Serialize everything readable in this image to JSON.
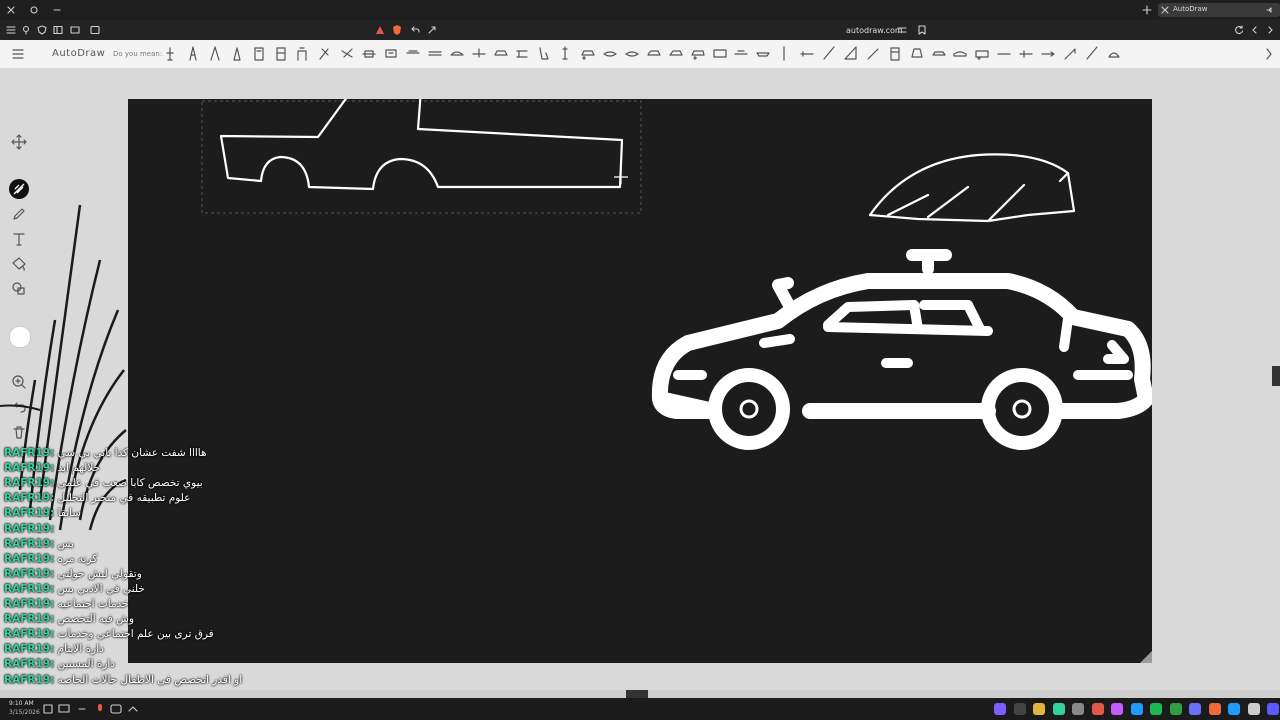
{
  "browser": {
    "tab_title": "AutoDraw",
    "address": "autodraw.com"
  },
  "app": {
    "title": "AutoDraw",
    "suggest_label": "Do you mean:"
  },
  "chat": {
    "username": "RAFR19:",
    "messages": [
      "هاااا شفت عشان كذا بابي بي سي",
      "حلالهم ابد",
      "بيوي تخصص كابا صعب في علمي",
      "علوم تطبيقه في منحبر التحليل",
      "سابقا",
      "",
      "بس",
      "كرنه مره",
      "وتقولي ليش حولتي",
      "خلني في الادبي بس",
      "خدمات اجتماعيه",
      "وش فيه التخصص",
      "فرق ترى بين علم اجتماعي وخدمات",
      "دارة الايتام",
      "دارة المسنين",
      "او اقدر اتخصص فى الاطفال حالات الخاصه"
    ]
  },
  "taskbar": {
    "time": "9:10 AM",
    "date": "3/15/2026"
  },
  "colors": {
    "canvas": "#1c1c1c",
    "chat_user": "#36d19b",
    "browser_dark": "#1e1e1e"
  }
}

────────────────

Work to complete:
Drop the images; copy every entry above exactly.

Solution to this problem:
Serialize everything readable in this image to JSON.
{
  "browser": {
    "tab_title": "AutoDraw",
    "address": "autodraw.com"
  },
  "app": {
    "title": "AutoDraw",
    "suggest_label": "Do you mean:"
  },
  "chat": {
    "username": "RAFR19:",
    "messages": [
      "هاااا شفت عشان كذا بابي بي سي",
      "حلالهم ابد",
      "بيوي تخصص كابا صعب في علمي",
      "علوم تطبيقه في منحبر التحليل",
      "سابقا",
      "",
      "بس",
      "كرنه مره",
      "وتقولي ليش حولتي",
      "خلني في الادبي بس",
      "خدمات اجتماعيه",
      "وش فيه التخصص",
      "فرق ترى بين علم اجتماعي وخدمات",
      "دارة الايتام",
      "دارة المسنين",
      "او اقدر اتخصص فى الاطفال حالات الخاصه"
    ]
  },
  "taskbar": {
    "time": "9:10 AM",
    "date": "3/15/2026"
  },
  "colors": {
    "canvas": "#1c1c1c",
    "chat_user": "#36d19b",
    "browser_dark": "#1e1e1e"
  }
}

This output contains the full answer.